Entries from a dataset of interfaces:
—————
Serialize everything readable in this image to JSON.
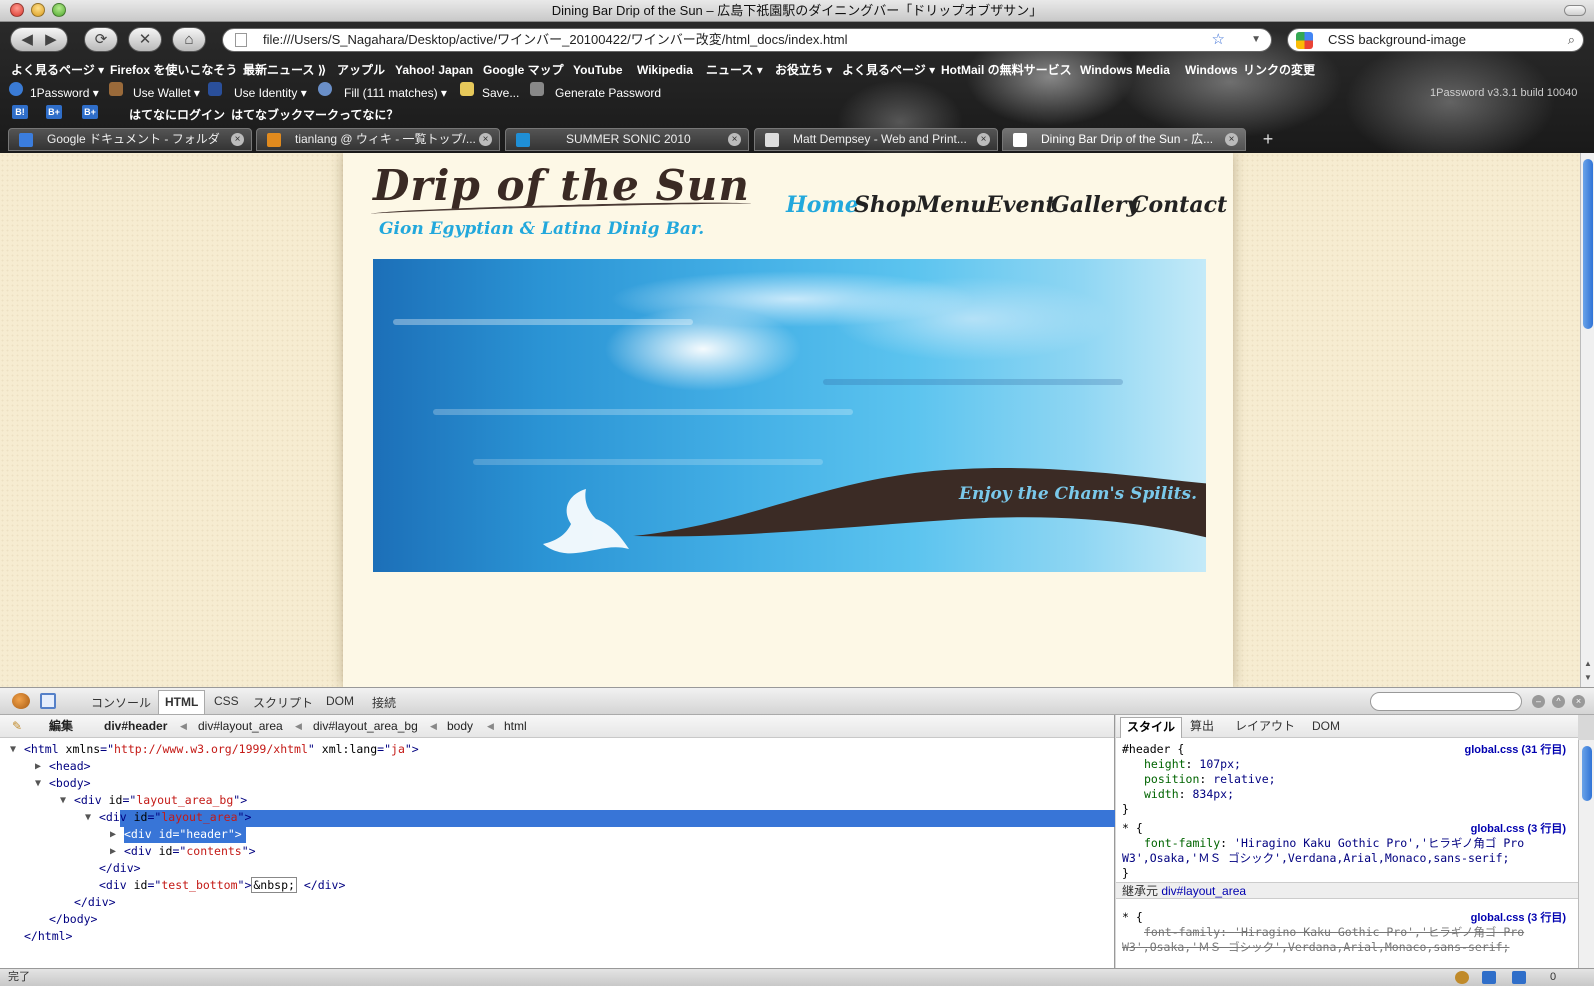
{
  "window": {
    "title": "Dining Bar Drip of the Sun – 広島下祇園駅のダイニングバー「ドリップオブザサン」"
  },
  "nav": {
    "back": "◀",
    "forward": "▶",
    "reload": "⟳",
    "stop": "✕",
    "home": "⌂",
    "url": "file:///Users/S_Nagahara/Desktop/active/ワインバー_20100422/ワインバー改変/html_docs/index.html",
    "search": "CSS background-image"
  },
  "bookmarks": [
    "よく見るページ ▾",
    "Firefox を使いこなそう",
    "最新ニュース ⟫",
    "アップル",
    "Yahoo! Japan",
    "Google マップ",
    "YouTube",
    "Wikipedia",
    "ニュース ▾",
    "お役立ち ▾",
    "よく見るページ ▾",
    "HotMail の無料サービス",
    "Windows Media",
    "Windows",
    "リンクの変更"
  ],
  "onepassword": {
    "main": "1Password ▾",
    "wallet": "Use Wallet ▾",
    "identity": "Use Identity ▾",
    "fill": "Fill (111 matches) ▾",
    "save": "Save...",
    "generate": "Generate Password",
    "version": "1Password v3.3.1 build 10040"
  },
  "hatena": {
    "login": "はてなにログイン",
    "about": "はてなブックマークってなに？"
  },
  "tabs": [
    {
      "label": "Google ドキュメント - フォルダ",
      "color": "#3b7ddd"
    },
    {
      "label": "tianlang @ ウィキ - 一覧トップ/...",
      "color": "#e08a1e"
    },
    {
      "label": "SUMMER SONIC 2010",
      "color": "#1f8fd6"
    },
    {
      "label": "Matt Dempsey - Web and Print...",
      "color": "#dddddd"
    },
    {
      "label": "Dining Bar Drip of the Sun - 広...",
      "color": "#ffffff"
    }
  ],
  "site": {
    "logo": "Drip of the Sun",
    "tagline": "Gion Egyptian & Latina Dinig Bar.",
    "menu": [
      "Home",
      "Shop",
      "Menu",
      "Event",
      "Gallery",
      "Contact"
    ],
    "active_menu": "Home",
    "slogan": "Enjoy the Cham's Spilits.",
    "accent": "#22a8dc",
    "dark_brown": "#3a2a24"
  },
  "firebug": {
    "tabs": [
      "コンソール",
      "HTML",
      "CSS",
      "スクリプト",
      "DOM",
      "接続"
    ],
    "active_tab": "HTML",
    "edit": "編集",
    "breadcrumbs": [
      "div#header",
      "div#layout_area",
      "div#layout_area_bg",
      "body",
      "html"
    ],
    "tree": {
      "l1a": "<html ",
      "l1b": "xmlns",
      "l1c": "=\"",
      "l1d": "http://www.w3.org/1999/xhtml",
      "l1e": "\" ",
      "l1f": "xml:lang",
      "l1g": "=\"",
      "l1h": "ja",
      "l1i": "\">",
      "l2": "<head>",
      "l3": "<body>",
      "l4a": "<div ",
      "l4b": "id",
      "l4c": "=\"",
      "l4d": "layout_area_bg",
      "l4e": "\">",
      "l5a": "<div ",
      "l5b": "id",
      "l5c": "=\"",
      "l5d": "layout_area",
      "l5e": "\">",
      "l6": "<div id=\"header\">",
      "l7a": "<div ",
      "l7b": "id",
      "l7c": "=\"",
      "l7d": "contents",
      "l7e": "\">",
      "l8": "</div>",
      "l9a": "<div ",
      "l9b": "id",
      "l9c": "=\"",
      "l9d": "test_bottom",
      "l9e": "\">",
      "l9f": "&nbsp;",
      "l9g": " </div>",
      "l10": "</div>",
      "l11": "</body>",
      "l12": "</html>"
    },
    "side_tabs": [
      "スタイル",
      "算出",
      "レイアウト",
      "DOM"
    ],
    "active_side_tab": "スタイル",
    "css": {
      "r1_sel": "#header {",
      "r1_src": "global.css (31 行目)",
      "r1_p1n": "height",
      "r1_p1v": "107px;",
      "r1_p2n": "position",
      "r1_p2v": "relative;",
      "r1_p3n": "width",
      "r1_p3v": "834px;",
      "close": "}",
      "r2_sel": "* {",
      "r2_src": "global.css (3 行目)",
      "r2_p1n": "font-family",
      "r2_p1v": "'Hiragino Kaku Gothic Pro','ヒラギノ角ゴ Pro",
      "r2_p1v2": "W3',Osaka,'ＭＳ ゴシック',Verdana,Arial,Monaco,sans-serif;",
      "inherit_label": "継承元 ",
      "inherit_link": "div#layout_area",
      "r3_sel": "* {",
      "r3_src": "global.css (3 行目)"
    }
  },
  "status": {
    "text": "完了",
    "count": "0"
  }
}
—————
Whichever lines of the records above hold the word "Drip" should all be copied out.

ANSWER FOR THE TASK:
    "title": "Dining Bar Drip of the Sun – 広島下祇園駅のダイニングバー「ドリップオブザサン」"
      "label": "Dining Bar Drip of the Sun - 広...",
    "logo": "Drip of the Sun",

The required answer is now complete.